» **Work instructions**:
What lines in the data hold the string "DecreasTemperature"? Show them.

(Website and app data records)
•••
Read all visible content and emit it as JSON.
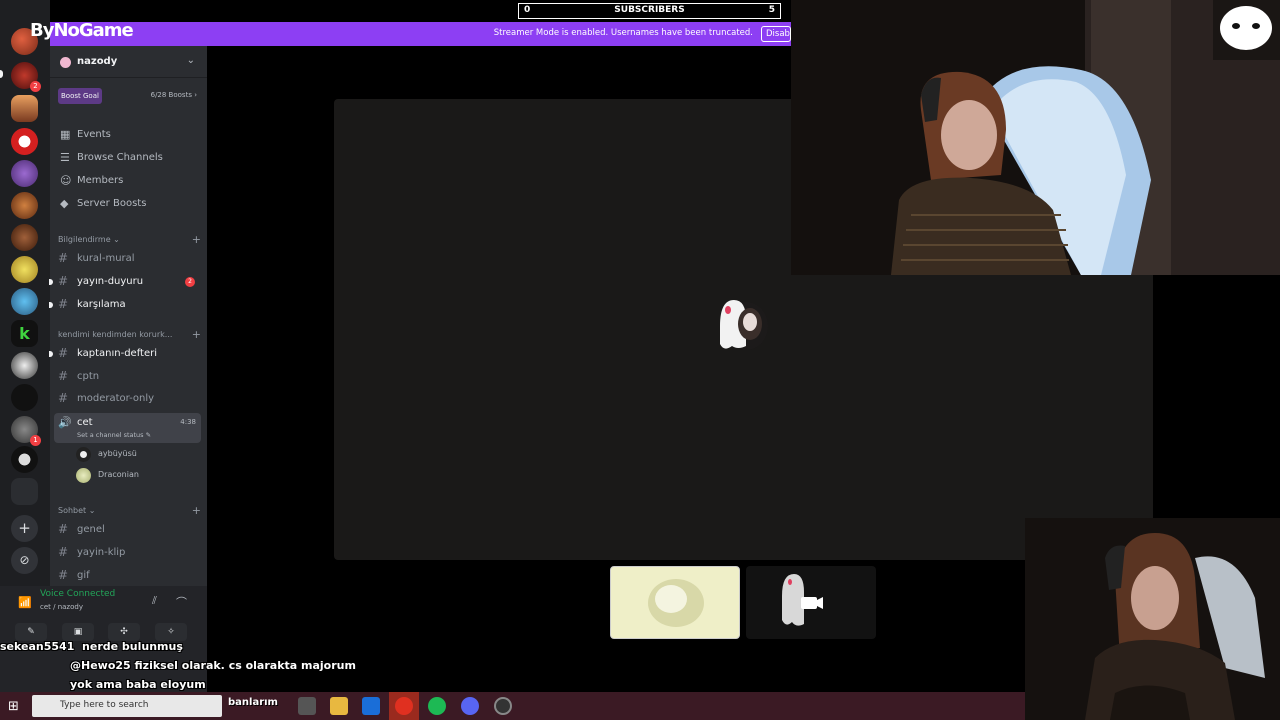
{
  "overlay": {
    "logo": "ByNoGame",
    "subscribers": {
      "current": "0",
      "label": "SUBSCRIBERS",
      "goal": "5"
    }
  },
  "streamer_mode": {
    "message": "Streamer Mode is enabled. Usernames have been truncated.",
    "button": "Disable"
  },
  "server": {
    "name": "nazody",
    "boost_goal_label": "Boost Goal",
    "boost_count": "6/28 Boosts",
    "menu": [
      {
        "label": "Events",
        "icon": "calendar-icon"
      },
      {
        "label": "Browse Channels",
        "icon": "browse-icon"
      },
      {
        "label": "Members",
        "icon": "members-icon"
      },
      {
        "label": "Server Boosts",
        "icon": "boost-icon"
      }
    ],
    "categories": [
      {
        "label": "Bilgilendirme",
        "channels": [
          {
            "name": "kural-mural",
            "unread": false,
            "mention": ""
          },
          {
            "name": "yayın-duyuru",
            "unread": true,
            "mention": "2"
          },
          {
            "name": "karşılama",
            "unread": true,
            "mention": ""
          }
        ]
      },
      {
        "label": "kendimi kendimden korurk...",
        "channels": [
          {
            "name": "kaptanın-defteri",
            "unread": true,
            "mention": ""
          },
          {
            "name": "cptn",
            "unread": false,
            "mention": ""
          },
          {
            "name": "moderator-only",
            "unread": false,
            "mention": ""
          }
        ]
      },
      {
        "label": "Sohbet",
        "channels": [
          {
            "name": "genel",
            "unread": false,
            "mention": ""
          },
          {
            "name": "yayin-klip",
            "unread": false,
            "mention": ""
          },
          {
            "name": "gif",
            "unread": false,
            "mention": ""
          }
        ]
      }
    ],
    "voice_channel": {
      "name": "cet",
      "time": "4:38",
      "status": "Set a channel status",
      "users": [
        "aybüyüsü",
        "Draconian"
      ]
    }
  },
  "voice_panel": {
    "title": "Voice Connected",
    "subtitle": "cet / nazody"
  },
  "chat": [
    {
      "user": "sekean5541",
      "message": "nerde bulunmuş"
    },
    {
      "user": "",
      "message": "@Hewo25 fiziksel olarak. cs olaraktа majorum"
    },
    {
      "user": "",
      "message": "yok ama baba eloyum"
    },
    {
      "user": "",
      "message": "banlarım"
    }
  ],
  "taskbar": {
    "search_placeholder": "Type here to search"
  },
  "colors": {
    "discord_bg": "#313338",
    "sidebar": "#2b2d31",
    "rail": "#1e1f22",
    "streamer_bar": "#8d3ff3",
    "online_green": "#23a559",
    "mention_red": "#f23f43",
    "taskbar": "#3b1a24"
  }
}
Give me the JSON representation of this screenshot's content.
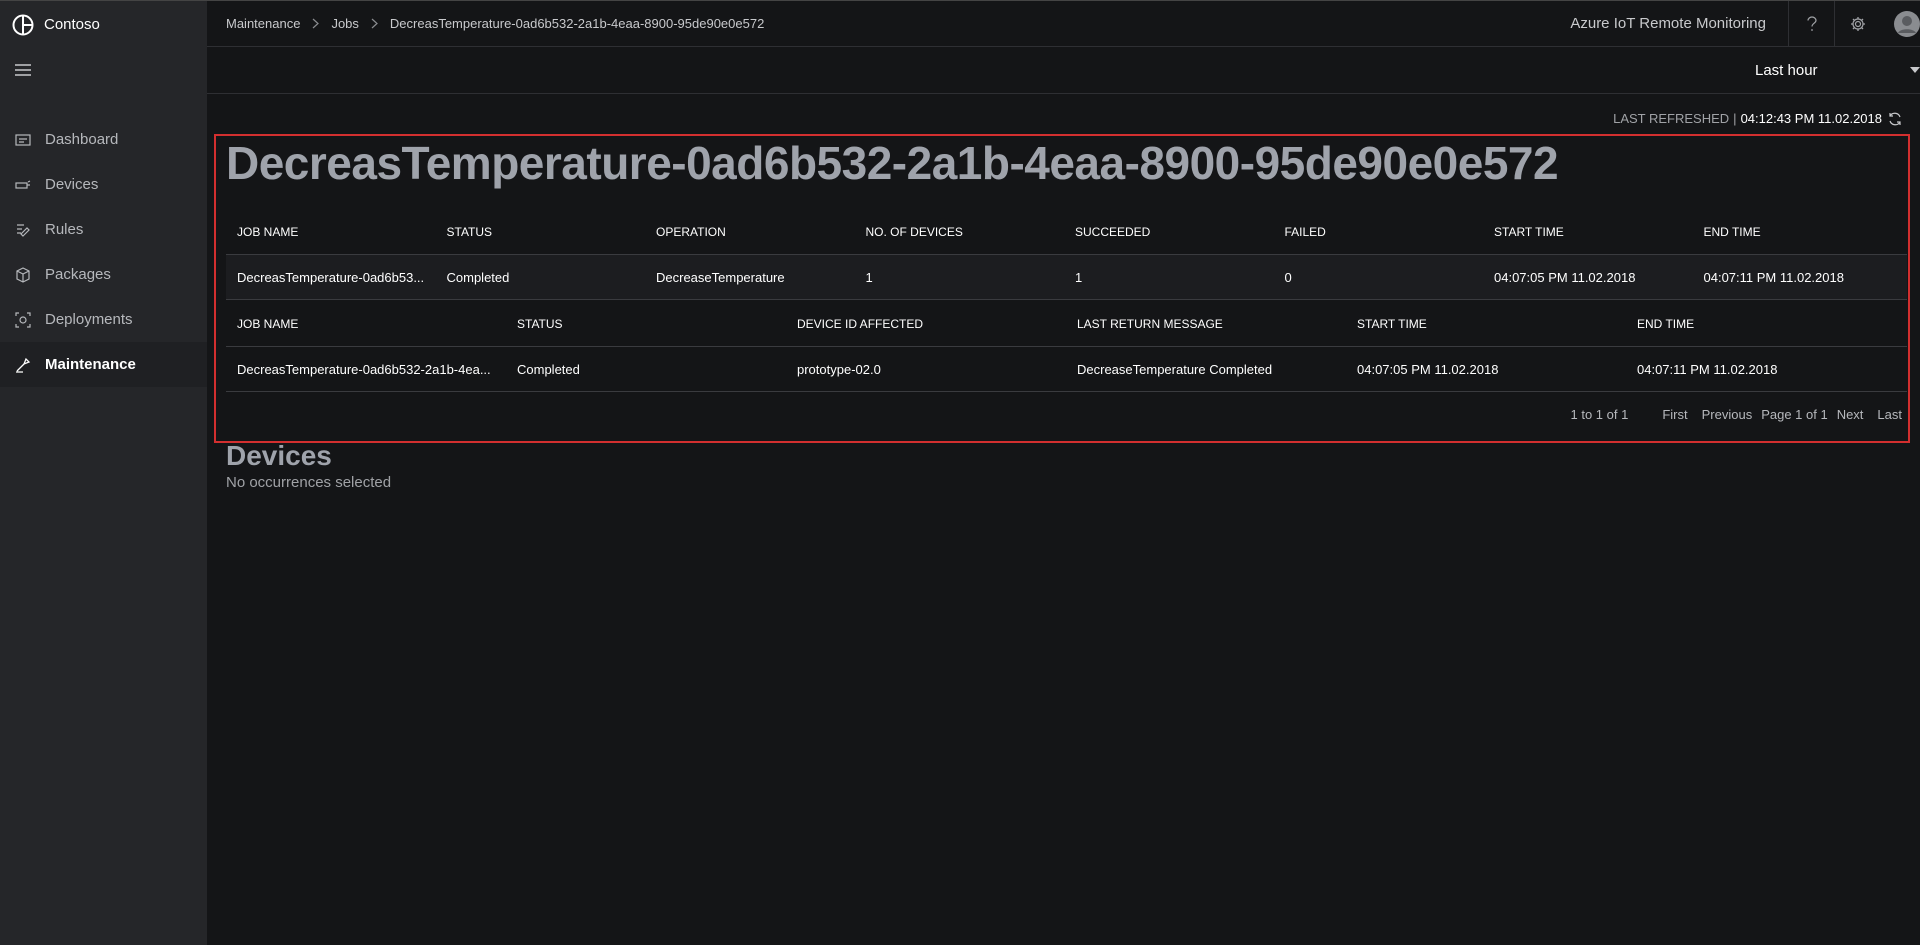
{
  "brand": {
    "name": "Contoso",
    "icon": "contoso-logo-icon"
  },
  "sidebar": {
    "items": [
      {
        "label": "Dashboard",
        "icon": "dashboard-icon"
      },
      {
        "label": "Devices",
        "icon": "devices-icon"
      },
      {
        "label": "Rules",
        "icon": "rules-icon"
      },
      {
        "label": "Packages",
        "icon": "packages-icon"
      },
      {
        "label": "Deployments",
        "icon": "deployments-icon"
      },
      {
        "label": "Maintenance",
        "icon": "maintenance-icon",
        "active": true
      }
    ]
  },
  "header": {
    "breadcrumb": [
      "Maintenance",
      "Jobs",
      "DecreasTemperature-0ad6b532-2a1b-4eaa-8900-95de90e0e572"
    ],
    "app_title": "Azure IoT Remote Monitoring"
  },
  "time_range": {
    "selected": "Last hour"
  },
  "refresh": {
    "label": "LAST REFRESHED",
    "separator": "|",
    "time": "04:12:43 PM 11.02.2018"
  },
  "job": {
    "title": "DecreasTemperature-0ad6b532-2a1b-4eaa-8900-95de90e0e572",
    "summary_table": {
      "columns": [
        "JOB NAME",
        "STATUS",
        "OPERATION",
        "NO. OF DEVICES",
        "SUCCEEDED",
        "FAILED",
        "START TIME",
        "END TIME"
      ],
      "rows": [
        [
          "DecreasTemperature-0ad6b53...",
          "Completed",
          "DecreaseTemperature",
          "1",
          "1",
          "0",
          "04:07:05 PM 11.02.2018",
          "04:07:11 PM 11.02.2018"
        ]
      ]
    },
    "device_table": {
      "columns": [
        "JOB NAME",
        "STATUS",
        "DEVICE ID AFFECTED",
        "LAST RETURN MESSAGE",
        "START TIME",
        "END TIME"
      ],
      "rows": [
        [
          "DecreasTemperature-0ad6b532-2a1b-4ea...",
          "Completed",
          "prototype-02.0",
          "DecreaseTemperature Completed",
          "04:07:05 PM 11.02.2018",
          "04:07:11 PM 11.02.2018"
        ]
      ]
    },
    "pager": {
      "range": "1 to 1 of 1",
      "first": "First",
      "previous": "Previous",
      "page": "Page 1 of 1",
      "next": "Next",
      "last": "Last"
    }
  },
  "devices": {
    "title": "Devices",
    "empty_message": "No occurrences selected"
  },
  "colors": {
    "highlight_border": "#d32f2f",
    "sidebar_bg": "#252629",
    "page_bg": "#141517"
  }
}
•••
» **Result for this exercise**:
      "DecreasTemperature-0ad6b532-2a1b-4eaa-8900-95de90e0e572"
    "title": "DecreasTemperature-0ad6b532-2a1b-4eaa-8900-95de90e0e572",
          "DecreasTemperature-0ad6b53...",
          "DecreasTemperature-0ad6b532-2a1b-4ea...",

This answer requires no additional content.